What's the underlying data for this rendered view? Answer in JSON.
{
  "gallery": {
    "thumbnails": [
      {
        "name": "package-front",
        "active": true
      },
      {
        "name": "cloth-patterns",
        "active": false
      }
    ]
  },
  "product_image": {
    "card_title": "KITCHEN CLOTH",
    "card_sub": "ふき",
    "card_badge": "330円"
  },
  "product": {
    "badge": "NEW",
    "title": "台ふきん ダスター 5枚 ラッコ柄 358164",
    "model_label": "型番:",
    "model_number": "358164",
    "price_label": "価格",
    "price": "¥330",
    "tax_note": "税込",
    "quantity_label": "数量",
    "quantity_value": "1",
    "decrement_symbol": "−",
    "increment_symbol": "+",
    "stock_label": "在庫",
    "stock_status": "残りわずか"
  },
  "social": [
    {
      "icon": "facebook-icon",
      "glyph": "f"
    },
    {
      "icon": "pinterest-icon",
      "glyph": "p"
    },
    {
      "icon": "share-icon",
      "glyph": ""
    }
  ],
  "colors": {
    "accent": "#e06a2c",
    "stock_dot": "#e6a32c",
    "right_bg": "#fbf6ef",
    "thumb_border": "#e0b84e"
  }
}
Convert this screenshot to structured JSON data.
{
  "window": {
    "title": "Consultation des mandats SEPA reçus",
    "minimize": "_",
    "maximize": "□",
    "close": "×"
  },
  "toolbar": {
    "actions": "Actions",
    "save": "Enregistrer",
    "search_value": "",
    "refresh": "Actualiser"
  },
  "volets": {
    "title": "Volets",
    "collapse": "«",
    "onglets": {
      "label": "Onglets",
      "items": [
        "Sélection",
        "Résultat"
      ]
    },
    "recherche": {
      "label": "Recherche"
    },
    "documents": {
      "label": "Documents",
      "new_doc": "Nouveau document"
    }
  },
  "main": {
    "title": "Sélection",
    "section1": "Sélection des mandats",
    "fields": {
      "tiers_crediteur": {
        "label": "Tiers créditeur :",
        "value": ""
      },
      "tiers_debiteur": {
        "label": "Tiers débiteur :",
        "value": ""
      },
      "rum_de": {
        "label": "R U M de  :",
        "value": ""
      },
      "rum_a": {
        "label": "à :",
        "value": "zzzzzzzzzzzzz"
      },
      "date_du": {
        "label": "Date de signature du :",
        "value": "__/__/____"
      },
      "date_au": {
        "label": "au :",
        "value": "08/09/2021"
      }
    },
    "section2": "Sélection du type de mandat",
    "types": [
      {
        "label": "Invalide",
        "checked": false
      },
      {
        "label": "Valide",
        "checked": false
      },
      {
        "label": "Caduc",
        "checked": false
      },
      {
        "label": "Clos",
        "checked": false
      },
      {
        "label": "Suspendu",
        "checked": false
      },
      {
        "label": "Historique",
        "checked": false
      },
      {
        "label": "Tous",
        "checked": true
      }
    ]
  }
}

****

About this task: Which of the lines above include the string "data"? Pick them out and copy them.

Answer to this problem:
What's the underlying data for this rendered view? Answer in JSON.
Convert this screenshot to structured JSON data.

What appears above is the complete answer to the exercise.